In the data below, find each line containing the string "this" and return it.

_GIVEN INFORMATION_
━━━━━━━━

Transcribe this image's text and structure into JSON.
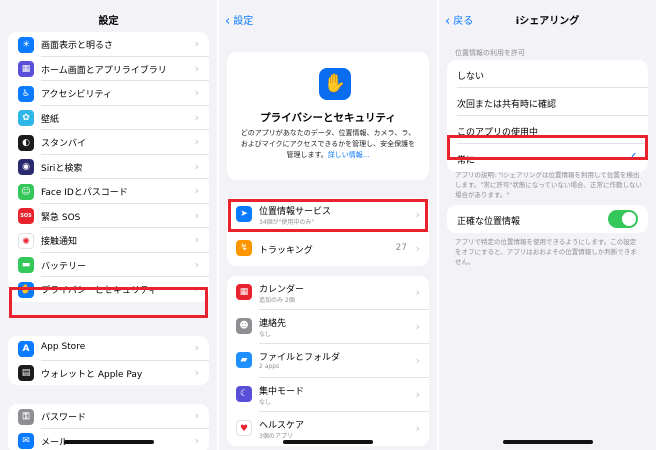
{
  "panel1": {
    "title": "設定",
    "group_a": [
      {
        "label": "画面表示と明るさ",
        "icon": "display-icon",
        "glyph": "☀",
        "color": "#0a7aff"
      },
      {
        "label": "ホーム画面とアプリライブラリ",
        "icon": "home-screen-icon",
        "glyph": "▦",
        "color": "#5a4fd8"
      },
      {
        "label": "アクセシビリティ",
        "icon": "accessibility-icon",
        "glyph": "♿",
        "color": "#0a7aff"
      },
      {
        "label": "壁紙",
        "icon": "wallpaper-icon",
        "glyph": "✿",
        "color": "#2fb6e8"
      },
      {
        "label": "スタンバイ",
        "icon": "standby-icon",
        "glyph": "◐",
        "color": "#1c1c1e"
      },
      {
        "label": "Siriと検索",
        "icon": "siri-icon",
        "glyph": "◉",
        "color": "#2a2a6e"
      },
      {
        "label": "Face IDとパスコード",
        "icon": "faceid-icon",
        "glyph": "☺",
        "color": "#34c759"
      },
      {
        "label": "緊急 SOS",
        "icon": "sos-icon",
        "glyph": "SOS",
        "color": "#e8232d"
      },
      {
        "label": "接触通知",
        "icon": "exposure-icon",
        "glyph": "✺",
        "color": "#ffffff"
      },
      {
        "label": "バッテリー",
        "icon": "battery-icon",
        "glyph": "▬",
        "color": "#34c759"
      },
      {
        "label": "プライバシーとセキュリティ",
        "icon": "privacy-hand-icon",
        "glyph": "✋",
        "color": "#0a7aff"
      }
    ],
    "group_b": [
      {
        "label": "App Store",
        "icon": "app-store-icon",
        "glyph": "A",
        "color": "#0a7aff"
      },
      {
        "label": "ウォレットと Apple Pay",
        "icon": "wallet-icon",
        "glyph": "▤",
        "color": "#1c1c1e"
      }
    ],
    "group_c": [
      {
        "label": "パスワード",
        "icon": "key-icon",
        "glyph": "⚿",
        "color": "#8e8e93"
      },
      {
        "label": "メール",
        "icon": "mail-icon",
        "glyph": "✉",
        "color": "#0a7aff"
      }
    ]
  },
  "panel2": {
    "back": "設定",
    "card_title": "プライバシーとセキュリティ",
    "card_desc": "どのアプリがあなたのデータ、位置情報、カメラ、ラ、およびマイクにアクセスできるかを管理し、安全保護を管理します。",
    "card_link": "詳しい情報...",
    "group_a": [
      {
        "label": "位置情報サービス",
        "sub": "34個が\"使用中のみ\"",
        "icon": "location-arrow-icon",
        "glyph": "➤",
        "color": "#0a7aff",
        "count": ""
      },
      {
        "label": "トラッキング",
        "sub": "",
        "icon": "tracking-icon",
        "glyph": "↯",
        "color": "#ff9500",
        "count": "27"
      }
    ],
    "group_b": [
      {
        "label": "カレンダー",
        "sub": "追加のみ 2個",
        "icon": "calendar-icon",
        "glyph": "▦",
        "color": "#e8232d"
      },
      {
        "label": "連絡先",
        "sub": "なし",
        "icon": "contacts-icon",
        "glyph": "☻",
        "color": "#8e8e93"
      },
      {
        "label": "ファイルとフォルダ",
        "sub": "2 apps",
        "icon": "folder-icon",
        "glyph": "▰",
        "color": "#1e90ff"
      },
      {
        "label": "集中モード",
        "sub": "なし",
        "icon": "focus-moon-icon",
        "glyph": "☾",
        "color": "#5a4fd8"
      },
      {
        "label": "ヘルスケア",
        "sub": "3個のアプリ",
        "icon": "health-heart-icon",
        "glyph": "♥",
        "color": "#ffffff"
      }
    ]
  },
  "panel3": {
    "back": "戻る",
    "title": "iシェアリング",
    "section_header": "位置情報の利用を許可",
    "options": [
      {
        "label": "しない",
        "checked": false
      },
      {
        "label": "次回または共有時に確認",
        "checked": false
      },
      {
        "label": "このアプリの使用中",
        "checked": false
      },
      {
        "label": "常に",
        "checked": true
      }
    ],
    "check_glyph": "✓",
    "options_footer": "アプリの説明: \"iシェアリングは位置情報を利用して位置を検出します。\"常に許可\"状態になっていない場合、正常に作動しない場合があります。\"",
    "precise_label": "正確な位置情報",
    "precise_on": true,
    "precise_footer": "アプリで特定の位置情報を使用できるようにします。この設定をオフにすると、アプリはおおよその位置情報しか判断できません。"
  },
  "colors": {
    "accent": "#0a7aff",
    "highlight": "#e8232d",
    "toggle_on": "#34c759"
  }
}
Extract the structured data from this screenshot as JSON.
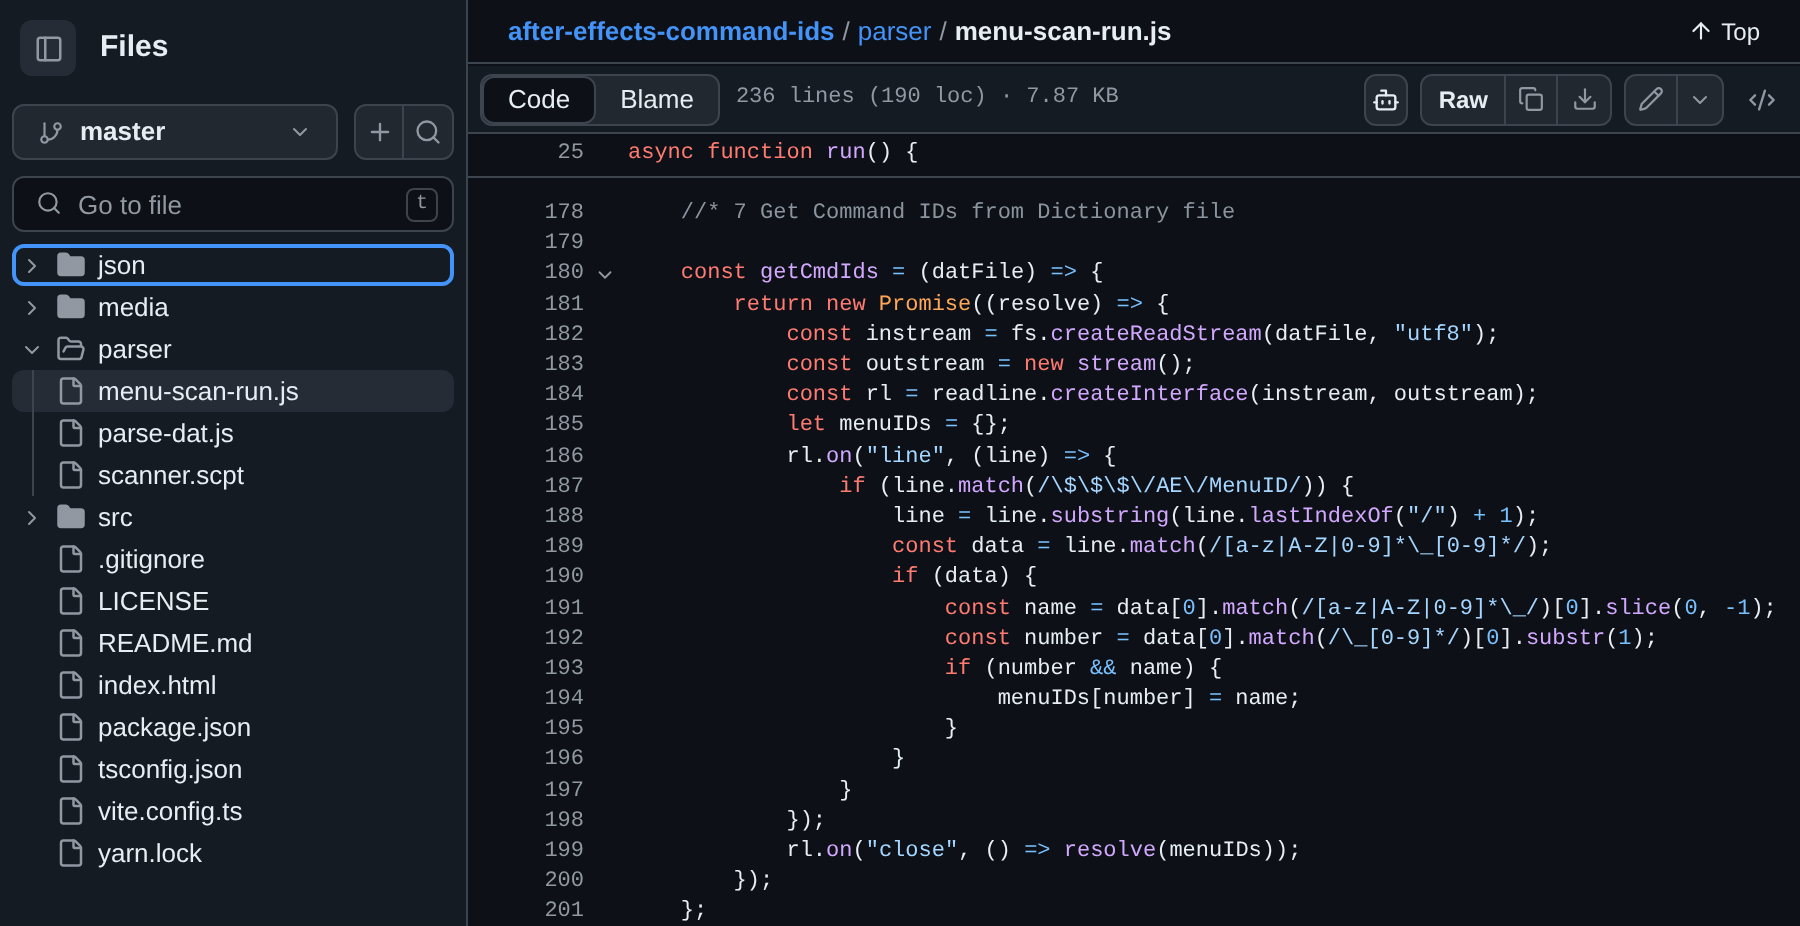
{
  "sidebar": {
    "title": "Files",
    "branch": "master",
    "search": {
      "placeholder": "Go to file",
      "shortcut": "t"
    },
    "tree": [
      {
        "name": "json",
        "kind": "folder",
        "expanded": false,
        "selected": false,
        "focused": true
      },
      {
        "name": "media",
        "kind": "folder",
        "expanded": false,
        "selected": false,
        "focused": false
      },
      {
        "name": "parser",
        "kind": "folder",
        "expanded": true,
        "selected": false,
        "focused": false,
        "children": [
          {
            "name": "menu-scan-run.js",
            "kind": "file",
            "selected": true,
            "focused": false
          },
          {
            "name": "parse-dat.js",
            "kind": "file",
            "selected": false,
            "focused": false
          },
          {
            "name": "scanner.scpt",
            "kind": "file",
            "selected": false,
            "focused": false
          }
        ]
      },
      {
        "name": "src",
        "kind": "folder",
        "expanded": false,
        "selected": false,
        "focused": false
      },
      {
        "name": ".gitignore",
        "kind": "file",
        "selected": false,
        "focused": false
      },
      {
        "name": "LICENSE",
        "kind": "file",
        "selected": false,
        "focused": false
      },
      {
        "name": "README.md",
        "kind": "file",
        "selected": false,
        "focused": false
      },
      {
        "name": "index.html",
        "kind": "file",
        "selected": false,
        "focused": false
      },
      {
        "name": "package.json",
        "kind": "file",
        "selected": false,
        "focused": false
      },
      {
        "name": "tsconfig.json",
        "kind": "file",
        "selected": false,
        "focused": false
      },
      {
        "name": "vite.config.ts",
        "kind": "file",
        "selected": false,
        "focused": false
      },
      {
        "name": "yarn.lock",
        "kind": "file",
        "selected": false,
        "focused": false
      }
    ]
  },
  "breadcrumb": {
    "repo": "after-effects-command-ids",
    "separator1": "/",
    "folder": "parser",
    "separator2": "/",
    "file": "menu-scan-run.js"
  },
  "top_link": "Top",
  "tabs": [
    {
      "label": "Code",
      "selected": true
    },
    {
      "label": "Blame",
      "selected": false
    }
  ],
  "file_info": "236 lines (190 loc) · 7.87 KB",
  "raw_button": "Raw",
  "sticky_line": {
    "n": "25",
    "tokens": [
      {
        "kind": "kw",
        "text": "async function "
      },
      {
        "kind": "fn",
        "text": "run"
      },
      {
        "kind": "pl",
        "text": "() {"
      }
    ]
  },
  "lines": [
    {
      "n": "178",
      "fold": false,
      "tokens": [
        {
          "kind": "cm",
          "text": "    //* 7 Get Command IDs from Dictionary file"
        }
      ]
    },
    {
      "n": "179",
      "fold": false
    },
    {
      "n": "180",
      "fold": true,
      "tokens": [
        {
          "kind": "kw",
          "text": "    const "
        },
        {
          "kind": "fn",
          "text": "getCmdIds"
        },
        {
          "kind": "op",
          "text": " = "
        },
        {
          "kind": "pl",
          "text": "(datFile) "
        },
        {
          "kind": "op",
          "text": "=>"
        },
        {
          "kind": "pl",
          "text": " {"
        }
      ]
    },
    {
      "n": "181",
      "fold": false,
      "tokens": [
        {
          "kind": "kw",
          "text": "        return new "
        },
        {
          "kind": "ty",
          "text": "Promise"
        },
        {
          "kind": "pl",
          "text": "((resolve) "
        },
        {
          "kind": "op",
          "text": "=>"
        },
        {
          "kind": "pl",
          "text": " {"
        }
      ]
    },
    {
      "n": "182",
      "fold": false,
      "tokens": [
        {
          "kind": "kw",
          "text": "            const "
        },
        {
          "kind": "pl",
          "text": "instream "
        },
        {
          "kind": "op",
          "text": "="
        },
        {
          "kind": "pl",
          "text": " fs."
        },
        {
          "kind": "fn",
          "text": "createReadStream"
        },
        {
          "kind": "pl",
          "text": "(datFile, "
        },
        {
          "kind": "st",
          "text": "\"utf8\""
        },
        {
          "kind": "pl",
          "text": ");"
        }
      ]
    },
    {
      "n": "183",
      "fold": false,
      "tokens": [
        {
          "kind": "kw",
          "text": "            const "
        },
        {
          "kind": "pl",
          "text": "outstream "
        },
        {
          "kind": "op",
          "text": "="
        },
        {
          "kind": "kw",
          "text": " new "
        },
        {
          "kind": "fn",
          "text": "stream"
        },
        {
          "kind": "pl",
          "text": "();"
        }
      ]
    },
    {
      "n": "184",
      "fold": false,
      "tokens": [
        {
          "kind": "kw",
          "text": "            const "
        },
        {
          "kind": "pl",
          "text": "rl "
        },
        {
          "kind": "op",
          "text": "="
        },
        {
          "kind": "pl",
          "text": " readline."
        },
        {
          "kind": "fn",
          "text": "createInterface"
        },
        {
          "kind": "pl",
          "text": "(instream, outstream);"
        }
      ]
    },
    {
      "n": "185",
      "fold": false,
      "tokens": [
        {
          "kind": "kw",
          "text": "            let "
        },
        {
          "kind": "pl",
          "text": "menuIDs "
        },
        {
          "kind": "op",
          "text": "="
        },
        {
          "kind": "pl",
          "text": " {};"
        }
      ]
    },
    {
      "n": "186",
      "fold": false,
      "tokens": [
        {
          "kind": "pl",
          "text": "            rl."
        },
        {
          "kind": "fn",
          "text": "on"
        },
        {
          "kind": "pl",
          "text": "("
        },
        {
          "kind": "st",
          "text": "\"line\""
        },
        {
          "kind": "pl",
          "text": ", (line) "
        },
        {
          "kind": "op",
          "text": "=>"
        },
        {
          "kind": "pl",
          "text": " {"
        }
      ]
    },
    {
      "n": "187",
      "fold": false,
      "tokens": [
        {
          "kind": "kw",
          "text": "                if "
        },
        {
          "kind": "pl",
          "text": "(line."
        },
        {
          "kind": "fn",
          "text": "match"
        },
        {
          "kind": "pl",
          "text": "("
        },
        {
          "kind": "st",
          "text": "/\\$\\$\\$\\/AE\\/MenuID/"
        },
        {
          "kind": "pl",
          "text": ")) {"
        }
      ]
    },
    {
      "n": "188",
      "fold": false,
      "tokens": [
        {
          "kind": "pl",
          "text": "                    line "
        },
        {
          "kind": "op",
          "text": "="
        },
        {
          "kind": "pl",
          "text": " line."
        },
        {
          "kind": "fn",
          "text": "substring"
        },
        {
          "kind": "pl",
          "text": "(line."
        },
        {
          "kind": "fn",
          "text": "lastIndexOf"
        },
        {
          "kind": "pl",
          "text": "("
        },
        {
          "kind": "st",
          "text": "\"/\""
        },
        {
          "kind": "pl",
          "text": ") "
        },
        {
          "kind": "op",
          "text": "+"
        },
        {
          "kind": "op",
          "text": " 1"
        },
        {
          "kind": "pl",
          "text": ");"
        }
      ]
    },
    {
      "n": "189",
      "fold": false,
      "tokens": [
        {
          "kind": "kw",
          "text": "                    const "
        },
        {
          "kind": "pl",
          "text": "data "
        },
        {
          "kind": "op",
          "text": "="
        },
        {
          "kind": "pl",
          "text": " line."
        },
        {
          "kind": "fn",
          "text": "match"
        },
        {
          "kind": "pl",
          "text": "("
        },
        {
          "kind": "st",
          "text": "/[a-z|A-Z|0-9]*\\_[0-9]*/"
        },
        {
          "kind": "pl",
          "text": ");"
        }
      ]
    },
    {
      "n": "190",
      "fold": false,
      "tokens": [
        {
          "kind": "kw",
          "text": "                    if "
        },
        {
          "kind": "pl",
          "text": "(data) {"
        }
      ]
    },
    {
      "n": "191",
      "fold": false,
      "tokens": [
        {
          "kind": "kw",
          "text": "                        const "
        },
        {
          "kind": "pl",
          "text": "name "
        },
        {
          "kind": "op",
          "text": "="
        },
        {
          "kind": "pl",
          "text": " data["
        },
        {
          "kind": "op",
          "text": "0"
        },
        {
          "kind": "pl",
          "text": "]."
        },
        {
          "kind": "fn",
          "text": "match"
        },
        {
          "kind": "pl",
          "text": "("
        },
        {
          "kind": "st",
          "text": "/[a-z|A-Z|0-9]*\\_/"
        },
        {
          "kind": "pl",
          "text": ")["
        },
        {
          "kind": "op",
          "text": "0"
        },
        {
          "kind": "pl",
          "text": "]."
        },
        {
          "kind": "fn",
          "text": "slice"
        },
        {
          "kind": "pl",
          "text": "("
        },
        {
          "kind": "op",
          "text": "0"
        },
        {
          "kind": "pl",
          "text": ", "
        },
        {
          "kind": "op",
          "text": "-1"
        },
        {
          "kind": "pl",
          "text": ");"
        }
      ]
    },
    {
      "n": "192",
      "fold": false,
      "tokens": [
        {
          "kind": "kw",
          "text": "                        const "
        },
        {
          "kind": "pl",
          "text": "number "
        },
        {
          "kind": "op",
          "text": "="
        },
        {
          "kind": "pl",
          "text": " data["
        },
        {
          "kind": "op",
          "text": "0"
        },
        {
          "kind": "pl",
          "text": "]."
        },
        {
          "kind": "fn",
          "text": "match"
        },
        {
          "kind": "pl",
          "text": "("
        },
        {
          "kind": "st",
          "text": "/\\_[0-9]*/"
        },
        {
          "kind": "pl",
          "text": ")["
        },
        {
          "kind": "op",
          "text": "0"
        },
        {
          "kind": "pl",
          "text": "]."
        },
        {
          "kind": "fn",
          "text": "substr"
        },
        {
          "kind": "pl",
          "text": "("
        },
        {
          "kind": "op",
          "text": "1"
        },
        {
          "kind": "pl",
          "text": ");"
        }
      ]
    },
    {
      "n": "193",
      "fold": false,
      "tokens": [
        {
          "kind": "kw",
          "text": "                        if "
        },
        {
          "kind": "pl",
          "text": "(number "
        },
        {
          "kind": "op",
          "text": "&&"
        },
        {
          "kind": "pl",
          "text": " name) {"
        }
      ]
    },
    {
      "n": "194",
      "fold": false,
      "tokens": [
        {
          "kind": "pl",
          "text": "                            menuIDs[number] "
        },
        {
          "kind": "op",
          "text": "="
        },
        {
          "kind": "pl",
          "text": " name;"
        }
      ]
    },
    {
      "n": "195",
      "fold": false,
      "tokens": [
        {
          "kind": "pl",
          "text": "                        }"
        }
      ]
    },
    {
      "n": "196",
      "fold": false,
      "tokens": [
        {
          "kind": "pl",
          "text": "                    }"
        }
      ]
    },
    {
      "n": "197",
      "fold": false,
      "tokens": [
        {
          "kind": "pl",
          "text": "                }"
        }
      ]
    },
    {
      "n": "198",
      "fold": false,
      "tokens": [
        {
          "kind": "pl",
          "text": "            });"
        }
      ]
    },
    {
      "n": "199",
      "fold": false,
      "tokens": [
        {
          "kind": "pl",
          "text": "            rl."
        },
        {
          "kind": "fn",
          "text": "on"
        },
        {
          "kind": "pl",
          "text": "("
        },
        {
          "kind": "st",
          "text": "\"close\""
        },
        {
          "kind": "pl",
          "text": ", () "
        },
        {
          "kind": "op",
          "text": "=>"
        },
        {
          "kind": "fn",
          "text": " resolve"
        },
        {
          "kind": "pl",
          "text": "(menuIDs));"
        }
      ]
    },
    {
      "n": "200",
      "fold": false,
      "tokens": [
        {
          "kind": "pl",
          "text": "        });"
        }
      ]
    },
    {
      "n": "201",
      "fold": false,
      "tokens": [
        {
          "kind": "pl",
          "text": "    };"
        }
      ]
    }
  ]
}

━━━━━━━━

_ANSWER BELOW_
Transcribe this image's text and structure into JSON.
Extract the structured data from this screenshot as JSON.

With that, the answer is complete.